## EXERCISE PROMPT:
Give the number of lines in the records below that include "content", and nothing more.

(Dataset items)
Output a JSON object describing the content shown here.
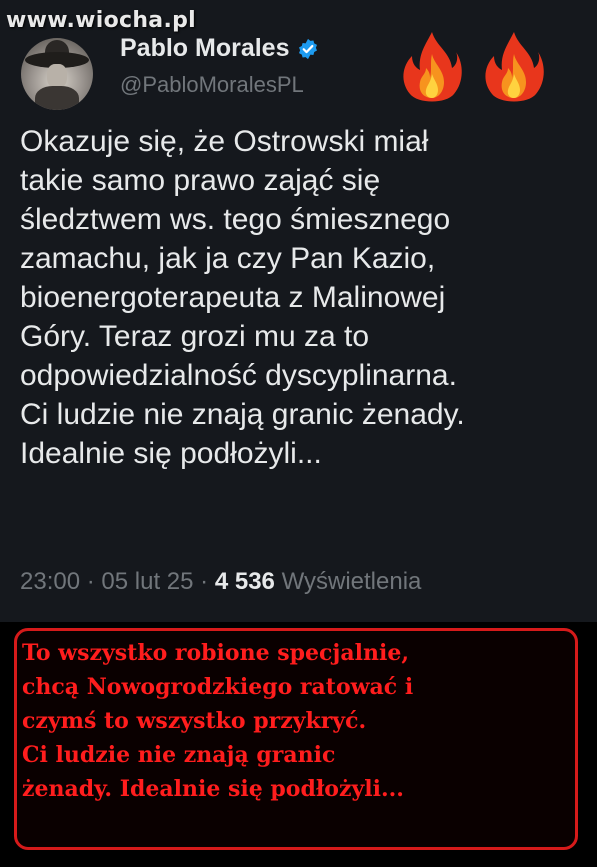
{
  "watermark": "www.wiocha.pl",
  "tweet": {
    "author_name": "Pablo Morales",
    "handle": "@PabloMoralesPL",
    "lines": [
      "Okazuje się, że Ostrowski miał",
      "takie samo prawo zająć się",
      "śledztwem ws. tego śmiesznego",
      "zamachu, jak ja czy Pan Kazio,",
      "bioenergoterapeuta z Malinowej",
      "Góry. Teraz grozi mu za to",
      "odpowiedzialność dyscyplinarna.",
      "Ci ludzie nie znają granic żenady.",
      "Idealnie się podłożyli..."
    ],
    "time": "23:00",
    "date": "05 lut 25",
    "views_count": "4 536",
    "views_label": "Wyświetlenia",
    "separator": "·"
  },
  "caption": {
    "lines": [
      "To wszystko robione specjalnie,",
      "chcą Nowogrodzkiego ratować i",
      "czymś to wszystko przykryć.",
      "Ci ludzie nie znają granic",
      "żenady. Idealnie się podłożyli..."
    ]
  },
  "icons": {
    "verified": "verified-badge-icon",
    "fire": "fire-emoji-icon"
  },
  "colors": {
    "background": "#15181d",
    "verified_blue": "#1d9bf0",
    "caption_red": "#ff1d1d"
  }
}
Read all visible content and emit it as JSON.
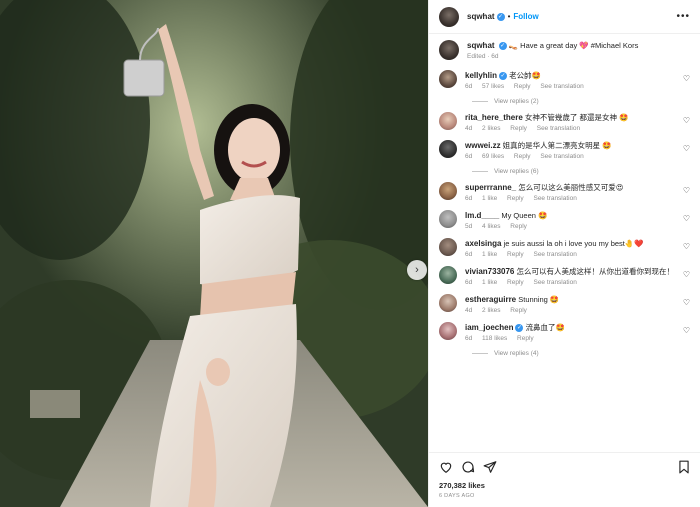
{
  "post": {
    "username": "sqwhat",
    "follow_label": "Follow",
    "separator": "•",
    "more_label": "•••",
    "next_arrow": "›"
  },
  "caption": {
    "username": "sqwhat",
    "text": "👡 Have a great day 💖 #Michael Kors",
    "edited": "Edited",
    "age": "6d"
  },
  "comments": [
    {
      "username": "kellyhlin",
      "verified": true,
      "text": "老公帥🤩",
      "age": "6d",
      "likes": "57 likes",
      "reply": "Reply",
      "translate": "See translation",
      "view_replies": "View replies (2)"
    },
    {
      "username": "rita_here_there",
      "verified": false,
      "text": "女神不管幾歲了 都還是女神 🤩",
      "age": "4d",
      "likes": "2 likes",
      "reply": "Reply",
      "translate": "See translation",
      "view_replies": ""
    },
    {
      "username": "wwwei.zz",
      "verified": false,
      "text": "姐真的是华人第二漂亮女明星 🤩",
      "age": "6d",
      "likes": "69 likes",
      "reply": "Reply",
      "translate": "See translation",
      "view_replies": "View replies (6)"
    },
    {
      "username": "superrranne_",
      "verified": false,
      "text": "怎么可以这么美丽性感又可爱😍",
      "age": "6d",
      "likes": "1 like",
      "reply": "Reply",
      "translate": "See translation",
      "view_replies": ""
    },
    {
      "username": "lm.d____",
      "verified": false,
      "text": "My Queen 🤩",
      "age": "5d",
      "likes": "4 likes",
      "reply": "Reply",
      "translate": "",
      "view_replies": ""
    },
    {
      "username": "axelsinga",
      "verified": false,
      "text": "je suis aussi la oh i love you my best🤚❤️",
      "age": "6d",
      "likes": "1 like",
      "reply": "Reply",
      "translate": "See translation",
      "view_replies": ""
    },
    {
      "username": "vivian733076",
      "verified": false,
      "text": "怎么可以有人美成这样！从你出道看你到现在！",
      "age": "6d",
      "likes": "1 like",
      "reply": "Reply",
      "translate": "See translation",
      "view_replies": ""
    },
    {
      "username": "estheraguirre",
      "verified": false,
      "text": "Stunning 🤩",
      "age": "4d",
      "likes": "2 likes",
      "reply": "Reply",
      "translate": "",
      "view_replies": ""
    },
    {
      "username": "iam_joechen",
      "verified": true,
      "text": "流鼻血了🤩",
      "age": "6d",
      "likes": "118 likes",
      "reply": "Reply",
      "translate": "",
      "view_replies": "View replies (4)"
    }
  ],
  "footer": {
    "likes": "270,382 likes",
    "date": "6 DAYS AGO"
  },
  "icons": {
    "like": "heart-icon",
    "comment": "comment-bubble-icon",
    "share": "paper-plane-icon",
    "save": "bookmark-icon",
    "next": "chevron-right-icon"
  },
  "colors": {
    "accent": "#0095f6",
    "verified": "#3897f0",
    "muted": "#8e8e8e"
  }
}
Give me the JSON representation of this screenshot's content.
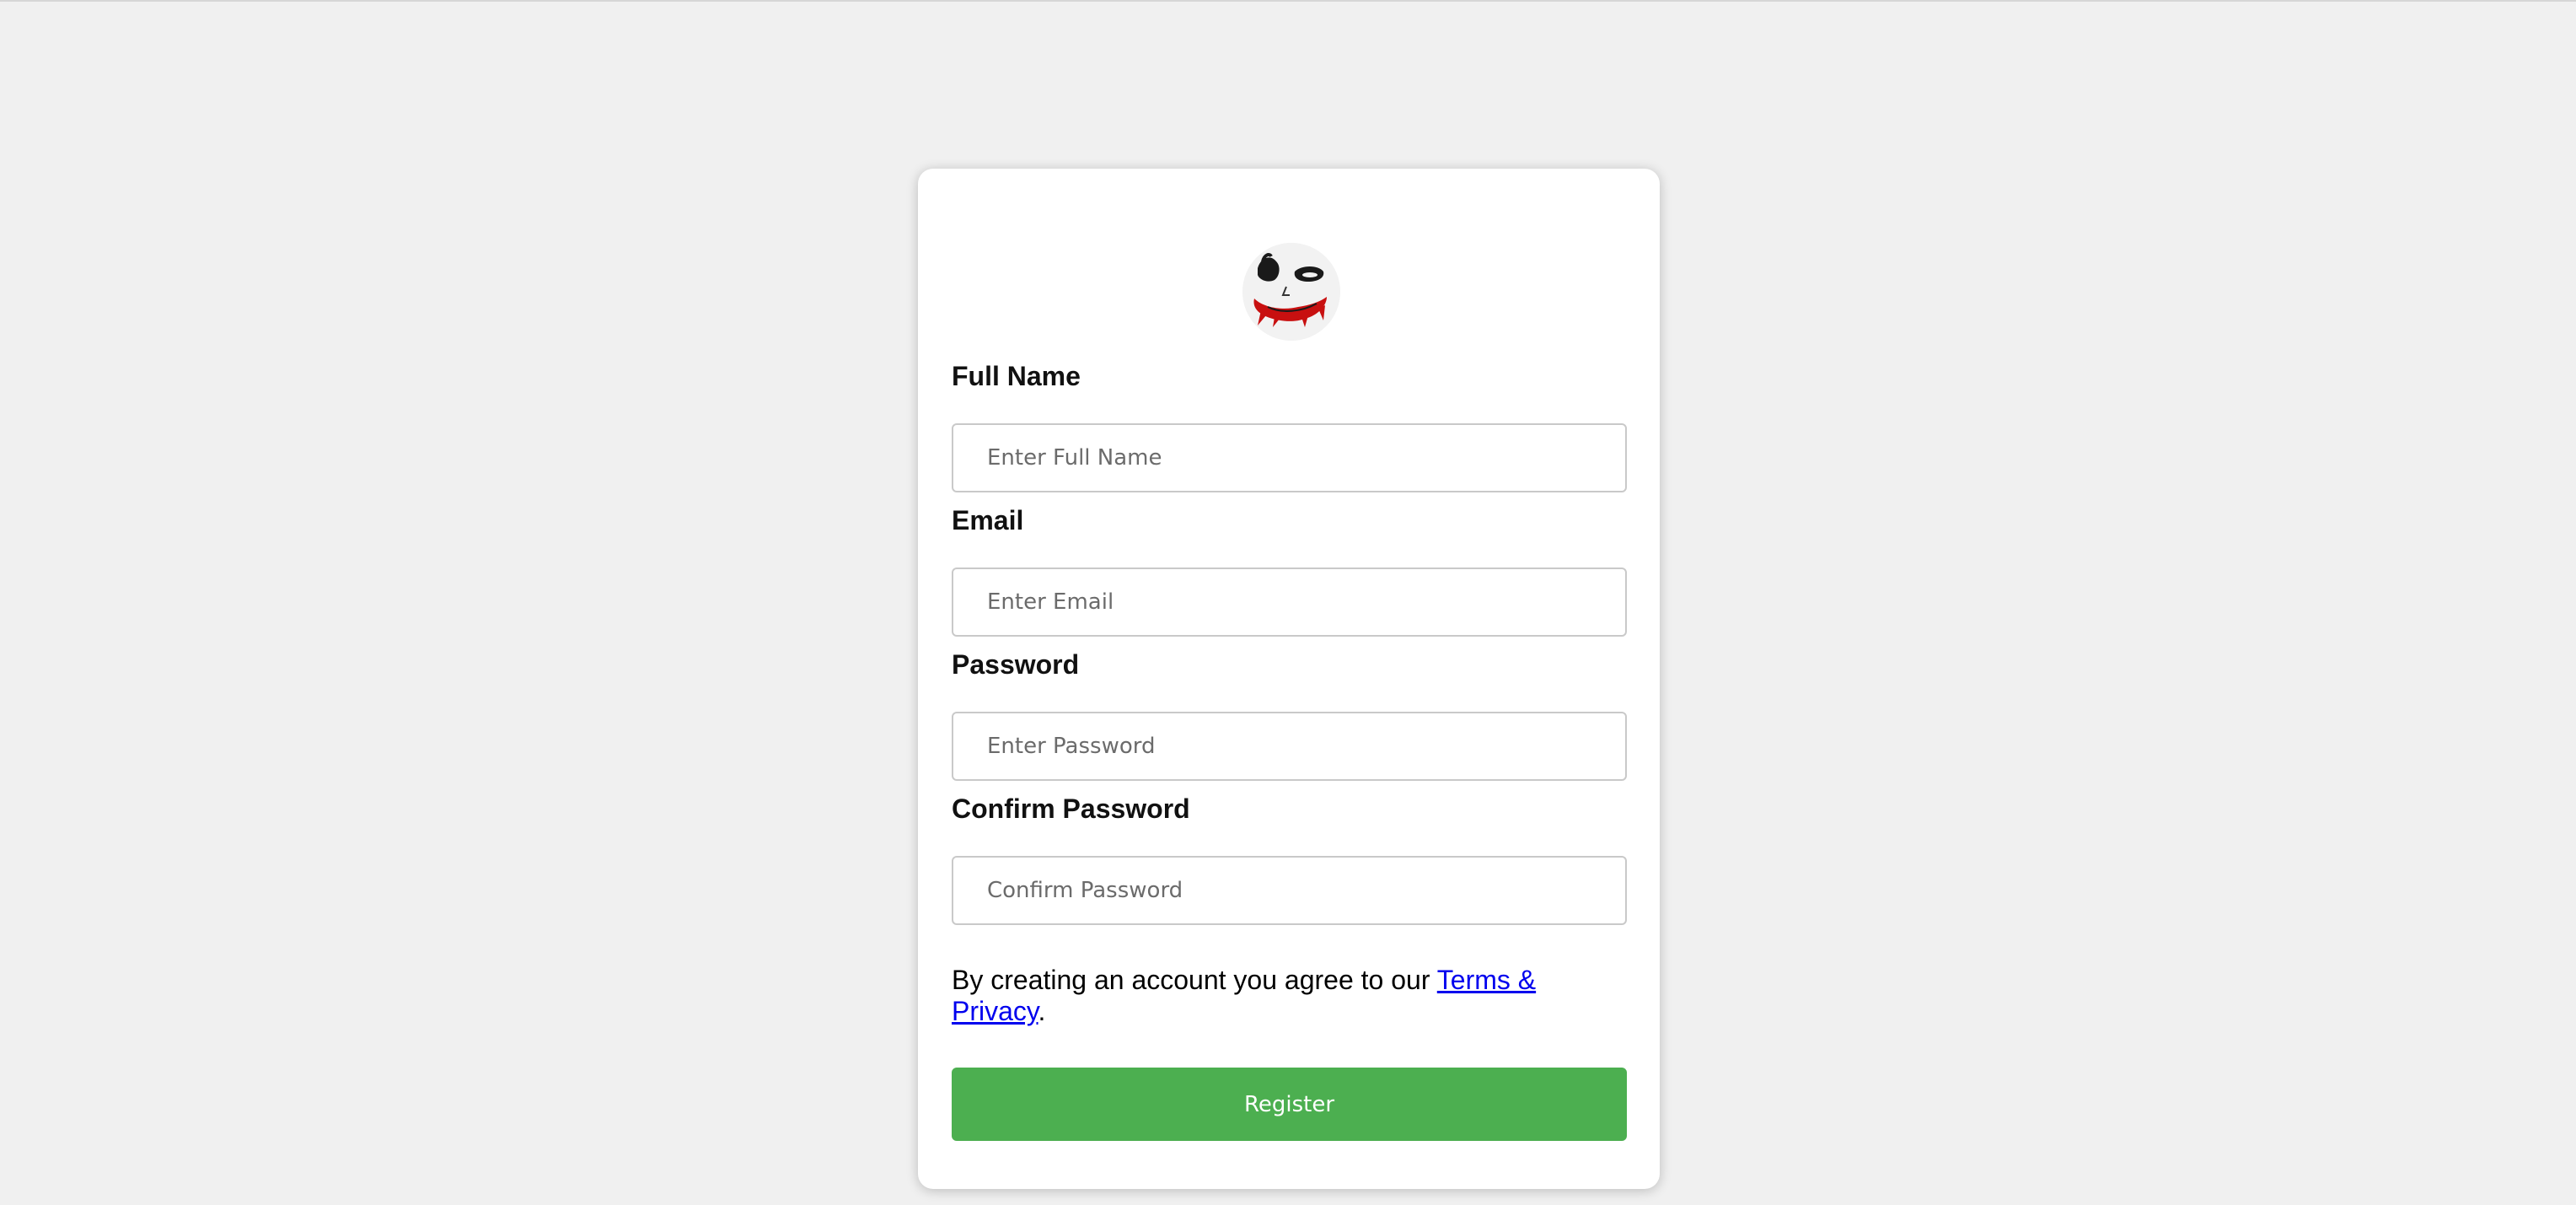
{
  "form": {
    "full_name": {
      "label": "Full Name",
      "placeholder": "Enter Full Name",
      "value": ""
    },
    "email": {
      "label": "Email",
      "placeholder": "Enter Email",
      "value": ""
    },
    "password": {
      "label": "Password",
      "placeholder": "Enter Password",
      "value": ""
    },
    "confirm_password": {
      "label": "Confirm Password",
      "placeholder": "Confirm Password",
      "value": ""
    }
  },
  "terms": {
    "text_before": "By creating an account you agree to our ",
    "link_label": "Terms & Privacy",
    "text_after": "."
  },
  "register_button": {
    "label": "Register",
    "color": "#4caf50"
  },
  "avatar": {
    "icon": "joker-face-icon"
  },
  "colors": {
    "background": "#f0f0f0",
    "link": "#0000ee"
  }
}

## TASK RESULT:
3